This page lists our papers on sponge functions and related subjects, and briefly describes what they are about. For convenience, a bibtex file is also available here.

G. Bertoni, J. Daemen, M. Peeters and G. Van Assche, Cryptographic sponge functions, working draft v0.1, January 2011

This document gathers all the definitions, applications and properties of sponge functions in one document. It covers the sponge and duplex constructions, their applications, generic attacks, security proofs and design aspects.

G. Bertoni, J. Daemen, M. Peeters and G. Van Assche, Sponge functions, Ecrypt Hash Workshop, May 2007

This is the first article defining and analyzing sponge functions. It is fully contained in *Cryptographic sponge functions*, except that our original definition allowed for non-binary input/output blocks. We sent this article also as an official comment on NIST's initial SHA-3 requirements.

G. Bertoni, J. Daemen, M. Peeters and G. Van Assche, On the indifferentiability of the sponge construction, Eurocrypt, April 2008

This article proves that the differentiating advantage of a sponge function over a random oracle is upper bounded by *N*(*N*+1)/2^{c+1}, with *N* the number of calls to the underlying transformation or permutation and *c* the capacity. In other words, it shows that the sponge construction is free of generic attacks (at least in the single-stage model) under complexity of about 2^{c/2}.

G. Bertoni, J. Daemen, M. Peeters and G. Van Assche, Sufficient conditions for sound tree and sequential hashing modes, Cryptology ePrint Archive, Report 2009/210

A sponge function processes input in a sequential way. It can however be used as a component in a tree hashing mode. This article gives a set of four practical, simple-to-verify, conditions under which a sequential or parallel hashing mode is sound. For such a mode, it proves that the differentiating advantage over a random oracle is upper bounded by *q*^{2}/2^{n}, with *q* the number of queries to the underlying hash function and *n* the length of the chaining values. In other words, it shows that it is easy to design a tree or parallel hashing mode whose generic security is not worse than the (in)ability to generate internal collisions. This paper provides a unifying treatment of both tree and sequential hashing modes and, as a by-product, provides insight into classical fixed-input-length compression function based constructions by placing them in a wider context.

As for modes that call a sponge function, we show in this paper that a tree or parallel hashing mode takes advantage of its arbitrary output length for optimizing efficiency.
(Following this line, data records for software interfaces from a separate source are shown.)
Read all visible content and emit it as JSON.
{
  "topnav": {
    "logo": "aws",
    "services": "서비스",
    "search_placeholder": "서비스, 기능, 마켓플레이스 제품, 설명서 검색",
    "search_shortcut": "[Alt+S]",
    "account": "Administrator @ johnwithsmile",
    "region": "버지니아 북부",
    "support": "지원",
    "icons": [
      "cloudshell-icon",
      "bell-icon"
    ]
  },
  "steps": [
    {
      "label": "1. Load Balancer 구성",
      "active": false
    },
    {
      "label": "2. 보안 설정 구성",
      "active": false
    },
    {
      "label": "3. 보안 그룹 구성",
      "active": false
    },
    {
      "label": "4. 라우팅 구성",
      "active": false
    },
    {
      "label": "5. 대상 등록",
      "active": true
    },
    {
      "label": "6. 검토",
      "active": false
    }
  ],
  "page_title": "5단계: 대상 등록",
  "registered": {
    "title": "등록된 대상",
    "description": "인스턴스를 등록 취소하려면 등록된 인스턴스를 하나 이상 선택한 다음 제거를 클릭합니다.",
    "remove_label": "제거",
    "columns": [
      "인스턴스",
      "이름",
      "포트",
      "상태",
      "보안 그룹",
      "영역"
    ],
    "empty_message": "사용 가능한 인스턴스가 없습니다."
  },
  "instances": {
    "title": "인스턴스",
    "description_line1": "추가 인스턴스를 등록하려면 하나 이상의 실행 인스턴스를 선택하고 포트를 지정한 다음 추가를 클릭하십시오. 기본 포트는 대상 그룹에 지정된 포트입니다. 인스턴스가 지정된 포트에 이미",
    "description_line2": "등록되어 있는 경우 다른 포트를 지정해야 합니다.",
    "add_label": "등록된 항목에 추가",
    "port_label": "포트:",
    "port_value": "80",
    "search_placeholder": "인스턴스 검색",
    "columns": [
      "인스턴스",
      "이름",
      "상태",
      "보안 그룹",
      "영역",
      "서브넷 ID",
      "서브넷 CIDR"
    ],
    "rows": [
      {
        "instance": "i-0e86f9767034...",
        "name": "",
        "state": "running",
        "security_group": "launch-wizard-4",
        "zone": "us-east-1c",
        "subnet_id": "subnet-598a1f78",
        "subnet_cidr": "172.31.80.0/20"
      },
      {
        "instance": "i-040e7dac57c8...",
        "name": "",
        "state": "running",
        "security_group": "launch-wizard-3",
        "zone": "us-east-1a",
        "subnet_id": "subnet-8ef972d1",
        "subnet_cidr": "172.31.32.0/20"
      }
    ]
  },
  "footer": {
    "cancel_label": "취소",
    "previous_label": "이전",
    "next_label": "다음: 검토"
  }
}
G. Bertoni, J. Daemen, M. Peeters and G. Van Assche, Sponge-based pseudo-random number generators, Cryptographic Hardware and Embedded Software, August 2010

This article proposes a mode for pseudo-random number generation on top of a sponge function. The mode is close to the duplex construction, with feed and fetch calls, so as to allow the generator to be easily and efficiently reseedable. The resulting pseudo-random number generator is interesting for constrained platforms in that the sponge construction does not need more memory than the state. Generic security against state recovery is taken one step further ("beyond the birthday bound") than what indifferentiability directly achieves. An alternate mode based on the duplex construction can be found in *Duplexing the sponge: single-pass authenticated encryption and other applications*.

G. Bertoni, J. Daemen, M. Peeters and G. Van Assche, On the security of the keyed sponge construction, Symmetric Key Encryption Workshop, February 2011

In this paper, we prove the generic security of the sponge construction when the input is prefixed with a secret key, i.e., when used for authentication or (authenticated) encryption. For these use cases, the net result is that one can achieve the same security level with less capacity (hence more rate) than what indifferentiability suggests. This is particularly interesting for constrained devices, where a small permutation is used.

G. Bertoni, J. Daemen, M. Peeters and G. Van Assche, Duplexing the sponge: single-pass authenticated encryption and other applications, Selected Areas in Cryptography, August 2011

This is the first article defining the duplex construction. The duplex construction allows for both input and output blocks for each call to the underlying permutation. Security of this construction is easy to analyze: it is shown to reduce to that of the sponge construction, hence taking advantage of all known results on sponge. The main application is an authenticated encryption mode that costs one call to the underlying permutation per block.